There are quite a few methods that can be used in order to make yogurt, and my method has definitely evolved over the years. A trick I thought of very recently was to heat the milk in the jar in which I plan to ferment! I can't believe that I never thought of this before, especially since I was already making my yogurt in mason jars. A quick google search revealed that this is not an original idea of mine, but I had never happened upon this method in all of my reading. My biggest complaint about making yogurt was the burned milk that always got stuck to the bottom of the pot. Now that problem has been completely eliminated. You can't believe how excited I was to be the hundredth (okay, maybe thousandth?) person to think of this method.
My son, Ewan, attends a cooperative preschool in town. A cooperative preschool, for those who have never heard of such a thing, is a preschool where the activities are largely parent-run. At Ewan's school in particular, the parents are required to work once a week in rotating areas. One of the areas is the kitchen, where the parent in charge that day makes the snack. It was here where I learned that young children, generally speaking, prefer not to have their foods mixed. Before Ewan attended this school, I just thought it was one of his quirks. This is not to say he doesn't like any of his foods mixed, but I had noticed that he would eat better a lot of the time if all of his foods were left separate, e.g., do not mix rice and beans together.
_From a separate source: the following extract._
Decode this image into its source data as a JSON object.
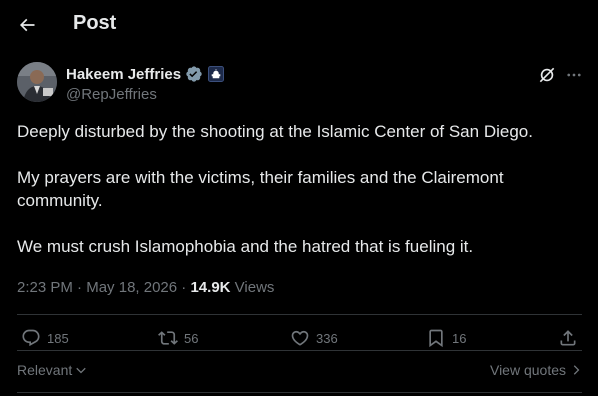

Ewan is now three and a half and has only just gotten to the age where he is having fun "mixing together" his food, especially if he can help and we keep it simple. We had fun making these Cucumber Quinoa bites last week as part of our lunch and have actually made them several times since.
I try to always keep some kind of cooked grain, or in the case of quinoa, seed, in the fridge these days. Ewan really likes quinoa right now, and I love throwing it on a salad. It makes healthy lunches come together a bit quicker if I make a small batch of it every few days. I cook it in vegetable broth for a bit of added flavor.
My passion for cooking, especially baking, dates back as far as I can remember. I grew up in a house where nearly everything that came out of our kitchen was made from scratch. Both of my parents are great cooks and bakers. My mom stayed home with my brother, sister, and I and did most of the cooking, but my dad also knows his way around a kitchen. There was a period of time where I didn't realize how great my siblings and I had it. I remember thinking how much of a treat it was to get a cupcake from the Hostess shop in town or have a sandwich made on purchased sandwich bread. It didn't take me too long to realize that it was actually more special to have homemade bread, desserts, and main courses made from scratch. I am trying to repeat this experience for my own children.
I was a picky eater as a child but have grown to like most foods, although there are still a few things I haven't tried and others I am trying to like. I credit my husband, Jason, for convincing me to try many new foods years ago such as sushi and other seafood, some of my most favorite meals now. Reading cookbooks and cooking blogs has also contributed to the expanded list of foods I enjoy.
Jason and I are trying to keep our children from being picky eaters. With our first child, our son Ewan, we offered exclusively whole foods when he started eating solid foods at six months, but it was all puréed. He very rarely gets processed sugar, has never eaten fast food, and eats very few processed foods. With our second child, our daughter Isla, we plan to follow the baby led weaning type of feeding where babies feed themselves.
The kitchen is my place to be creative and use my science background simultaneously. I hope to provide both knowledge and entertainment to my readers.